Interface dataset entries
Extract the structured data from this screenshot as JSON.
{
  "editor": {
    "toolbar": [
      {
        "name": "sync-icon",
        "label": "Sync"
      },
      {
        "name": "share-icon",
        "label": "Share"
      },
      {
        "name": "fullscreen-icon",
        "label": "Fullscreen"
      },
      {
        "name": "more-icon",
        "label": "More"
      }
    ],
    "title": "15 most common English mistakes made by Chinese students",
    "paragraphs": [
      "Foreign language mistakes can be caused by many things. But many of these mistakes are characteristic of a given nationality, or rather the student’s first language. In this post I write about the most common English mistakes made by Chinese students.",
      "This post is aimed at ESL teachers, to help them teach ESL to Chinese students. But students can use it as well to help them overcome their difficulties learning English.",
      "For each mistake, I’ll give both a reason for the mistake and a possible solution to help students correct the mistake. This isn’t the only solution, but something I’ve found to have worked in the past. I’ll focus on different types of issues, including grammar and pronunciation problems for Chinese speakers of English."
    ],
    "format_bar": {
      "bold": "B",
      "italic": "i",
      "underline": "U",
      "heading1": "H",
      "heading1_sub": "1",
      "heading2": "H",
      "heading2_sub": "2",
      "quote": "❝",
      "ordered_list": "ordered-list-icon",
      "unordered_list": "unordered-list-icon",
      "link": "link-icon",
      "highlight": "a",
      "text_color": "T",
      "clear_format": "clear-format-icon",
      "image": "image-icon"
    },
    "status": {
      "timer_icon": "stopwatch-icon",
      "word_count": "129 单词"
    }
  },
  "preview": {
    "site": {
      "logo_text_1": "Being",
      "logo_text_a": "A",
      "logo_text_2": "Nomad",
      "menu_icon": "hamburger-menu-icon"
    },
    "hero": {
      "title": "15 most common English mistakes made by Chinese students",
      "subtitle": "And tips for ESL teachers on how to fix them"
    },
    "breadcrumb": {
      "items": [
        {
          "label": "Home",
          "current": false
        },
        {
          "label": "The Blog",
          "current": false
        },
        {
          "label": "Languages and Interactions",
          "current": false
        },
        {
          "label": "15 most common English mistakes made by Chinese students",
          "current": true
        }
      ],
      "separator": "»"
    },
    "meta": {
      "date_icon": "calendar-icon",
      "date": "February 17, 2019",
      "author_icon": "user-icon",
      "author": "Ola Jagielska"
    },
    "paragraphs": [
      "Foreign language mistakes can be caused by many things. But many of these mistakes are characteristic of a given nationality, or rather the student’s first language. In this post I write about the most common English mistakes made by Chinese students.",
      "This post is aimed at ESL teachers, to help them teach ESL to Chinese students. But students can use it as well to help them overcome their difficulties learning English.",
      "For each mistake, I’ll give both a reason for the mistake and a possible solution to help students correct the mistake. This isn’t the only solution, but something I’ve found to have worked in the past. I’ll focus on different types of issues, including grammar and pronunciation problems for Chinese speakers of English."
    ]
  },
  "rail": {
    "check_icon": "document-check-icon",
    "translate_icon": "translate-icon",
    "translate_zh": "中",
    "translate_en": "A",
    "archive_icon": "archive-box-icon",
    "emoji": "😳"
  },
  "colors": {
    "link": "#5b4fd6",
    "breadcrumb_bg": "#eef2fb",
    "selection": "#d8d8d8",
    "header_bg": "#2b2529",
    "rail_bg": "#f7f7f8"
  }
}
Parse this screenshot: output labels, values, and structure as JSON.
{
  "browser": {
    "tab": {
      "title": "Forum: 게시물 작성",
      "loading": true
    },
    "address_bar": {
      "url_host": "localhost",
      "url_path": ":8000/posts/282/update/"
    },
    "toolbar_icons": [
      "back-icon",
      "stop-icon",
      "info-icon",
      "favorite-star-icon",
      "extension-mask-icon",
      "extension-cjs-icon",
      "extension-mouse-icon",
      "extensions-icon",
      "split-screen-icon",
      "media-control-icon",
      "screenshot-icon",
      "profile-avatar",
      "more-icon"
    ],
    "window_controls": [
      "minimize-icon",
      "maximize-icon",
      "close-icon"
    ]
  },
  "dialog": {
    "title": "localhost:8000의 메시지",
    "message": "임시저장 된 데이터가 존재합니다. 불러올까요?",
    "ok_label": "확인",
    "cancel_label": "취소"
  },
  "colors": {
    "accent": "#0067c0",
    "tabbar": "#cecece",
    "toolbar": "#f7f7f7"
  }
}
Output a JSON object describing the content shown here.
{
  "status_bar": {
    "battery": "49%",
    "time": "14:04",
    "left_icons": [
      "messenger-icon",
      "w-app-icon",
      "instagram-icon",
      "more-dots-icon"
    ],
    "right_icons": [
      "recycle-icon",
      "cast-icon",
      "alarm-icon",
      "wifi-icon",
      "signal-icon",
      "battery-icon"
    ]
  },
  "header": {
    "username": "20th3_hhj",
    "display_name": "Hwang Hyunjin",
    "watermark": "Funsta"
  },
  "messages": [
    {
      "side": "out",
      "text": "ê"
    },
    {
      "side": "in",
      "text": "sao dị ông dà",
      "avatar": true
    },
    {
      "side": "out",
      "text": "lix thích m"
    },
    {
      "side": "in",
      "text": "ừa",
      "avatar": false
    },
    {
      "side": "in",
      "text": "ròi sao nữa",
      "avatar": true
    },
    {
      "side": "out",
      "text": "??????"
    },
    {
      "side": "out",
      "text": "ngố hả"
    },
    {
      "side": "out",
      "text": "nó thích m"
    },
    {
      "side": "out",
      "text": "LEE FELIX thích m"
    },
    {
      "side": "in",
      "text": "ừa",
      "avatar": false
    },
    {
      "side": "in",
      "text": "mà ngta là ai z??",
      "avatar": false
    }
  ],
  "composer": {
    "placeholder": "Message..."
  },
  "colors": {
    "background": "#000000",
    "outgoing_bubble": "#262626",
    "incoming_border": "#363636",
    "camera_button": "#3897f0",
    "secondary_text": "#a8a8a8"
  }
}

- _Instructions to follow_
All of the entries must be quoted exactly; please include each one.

- _Expected answer_
Extract the structured data from this screenshot as JSON.
{
  "editor": {
    "toolbar": [
      {
        "name": "sync-icon",
        "label": "Sync"
      },
      {
        "name": "share-icon",
        "label": "Share"
      },
      {
        "name": "fullscreen-icon",
        "label": "Fullscreen"
      },
      {
        "name": "more-icon",
        "label": "More"
      }
    ],
    "title": "15 most common English mistakes made by Chinese students",
    "paragraphs": [
      "Foreign language mistakes can be caused by many things. But many of these mistakes are characteristic of a given nationality, or rather the student’s first language. In this post I write about the most common English mistakes made by Chinese students.",
      "This post is aimed at ESL teachers, to help them teach ESL to Chinese students. But students can use it as well to help them overcome their difficulties learning English.",
      "For each mistake, I’ll give both a reason for the mistake and a possible solution to help students correct the mistake. This isn’t the only solution, but something I’ve found to have worked in the past. I’ll focus on different types of issues, including grammar and pronunciation problems for Chinese speakers of English."
    ],
    "format_bar": {
      "bold": "B",
      "italic": "i",
      "underline": "U",
      "heading1": "H",
      "heading1_sub": "1",
      "heading2": "H",
      "heading2_sub": "2",
      "quote": "❝",
      "ordered_list": "ordered-list-icon",
      "unordered_list": "unordered-list-icon",
      "link": "link-icon",
      "highlight": "a",
      "text_color": "T",
      "clear_format": "clear-format-icon",
      "image": "image-icon"
    },
    "status": {
      "timer_icon": "stopwatch-icon",
      "word_count": "129 单词"
    }
  },
  "preview": {
    "site": {
      "logo_text_1": "Being",
      "logo_text_a": "A",
      "logo_text_2": "Nomad",
      "menu_icon": "hamburger-menu-icon"
    },
    "hero": {
      "title": "15 most common English mistakes made by Chinese students",
      "subtitle": "And tips for ESL teachers on how to fix them"
    },
    "breadcrumb": {
      "items": [
        {
          "label": "Home",
          "current": false
        },
        {
          "label": "The Blog",
          "current": false
        },
        {
          "label": "Languages and Interactions",
          "current": false
        },
        {
          "label": "15 most common English mistakes made by Chinese students",
          "current": true
        }
      ],
      "separator": "»"
    },
    "meta": {
      "date_icon": "calendar-icon",
      "date": "February 17, 2019",
      "author_icon": "user-icon",
      "author": "Ola Jagielska"
    },
    "paragraphs": [
      "Foreign language mistakes can be caused by many things. But many of these mistakes are characteristic of a given nationality, or rather the student’s first language. In this post I write about the most common English mistakes made by Chinese students.",
      "This post is aimed at ESL teachers, to help them teach ESL to Chinese students. But students can use it as well to help them overcome their difficulties learning English.",
      "For each mistake, I’ll give both a reason for the mistake and a possible solution to help students correct the mistake. This isn’t the only solution, but something I’ve found to have worked in the past. I’ll focus on different types of issues, including grammar and pronunciation problems for Chinese speakers of English."
    ]
  },
  "rail": {
    "check_icon": "document-check-icon",
    "translate_icon": "translate-icon",
    "translate_zh": "中",
    "translate_en": "A",
    "archive_icon": "archive-box-icon",
    "emoji": "😳"
  },
  "colors": {
    "link": "#5b4fd6",
    "breadcrumb_bg": "#eef2fb",
    "selection": "#d8d8d8",
    "header_bg": "#2b2529",
    "rail_bg": "#f7f7f8"
  }
}
Parse this screenshot: output labels, values, and structure as JSON.
{
  "browser": {
    "tab": {
      "title": "Forum: 게시물 작성",
      "loading": true
    },
    "address_bar": {
      "url_host": "localhost",
      "url_path": ":8000/posts/282/update/"
    },
    "toolbar_icons": [
      "back-icon",
      "stop-icon",
      "info-icon",
      "favorite-star-icon",
      "extension-mask-icon",
      "extension-cjs-icon",
      "extension-mouse-icon",
      "extensions-icon",
      "split-screen-icon",
      "media-control-icon",
      "screenshot-icon",
      "profile-avatar",
      "more-icon"
    ],
    "window_controls": [
      "minimize-icon",
      "maximize-icon",
      "close-icon"
    ]
  },
  "dialog": {
    "title": "localhost:8000의 메시지",
    "message": "임시저장 된 데이터가 존재합니다. 불러올까요?",
    "ok_label": "확인",
    "cancel_label": "취소"
  },
  "colors": {
    "accent": "#0067c0",
    "tabbar": "#cecece",
    "toolbar": "#f7f7f7"
  }
}
Output a JSON object describing the content shown here.
{
  "status_bar": {
    "battery": "49%",
    "time": "14:04",
    "left_icons": [
      "messenger-icon",
      "w-app-icon",
      "instagram-icon",
      "more-dots-icon"
    ],
    "right_icons": [
      "recycle-icon",
      "cast-icon",
      "alarm-icon",
      "wifi-icon",
      "signal-icon",
      "battery-icon"
    ]
  },
  "header": {
    "username": "20th3_hhj",
    "display_name": "Hwang Hyunjin",
    "watermark": "Funsta"
  },
  "messages": [
    {
      "side": "out",
      "text": "ê"
    },
    {
      "side": "in",
      "text": "sao dị ông dà",
      "avatar": true
    },
    {
      "side": "out",
      "text": "lix thích m"
    },
    {
      "side": "in",
      "text": "ừa",
      "avatar": false
    },
    {
      "side": "in",
      "text": "ròi sao nữa",
      "avatar": true
    },
    {
      "side": "out",
      "text": "??????"
    },
    {
      "side": "out",
      "text": "ngố hả"
    },
    {
      "side": "out",
      "text": "nó thích m"
    },
    {
      "side": "out",
      "text": "LEE FELIX thích m"
    },
    {
      "side": "in",
      "text": "ừa",
      "avatar": false
    },
    {
      "side": "in",
      "text": "mà ngta là ai z??",
      "avatar": false
    }
  ],
  "composer": {
    "placeholder": "Message..."
  },
  "colors": {
    "background": "#000000",
    "outgoing_bubble": "#262626",
    "incoming_border": "#363636",
    "camera_button": "#3897f0",
    "secondary_text": "#a8a8a8"
  }
}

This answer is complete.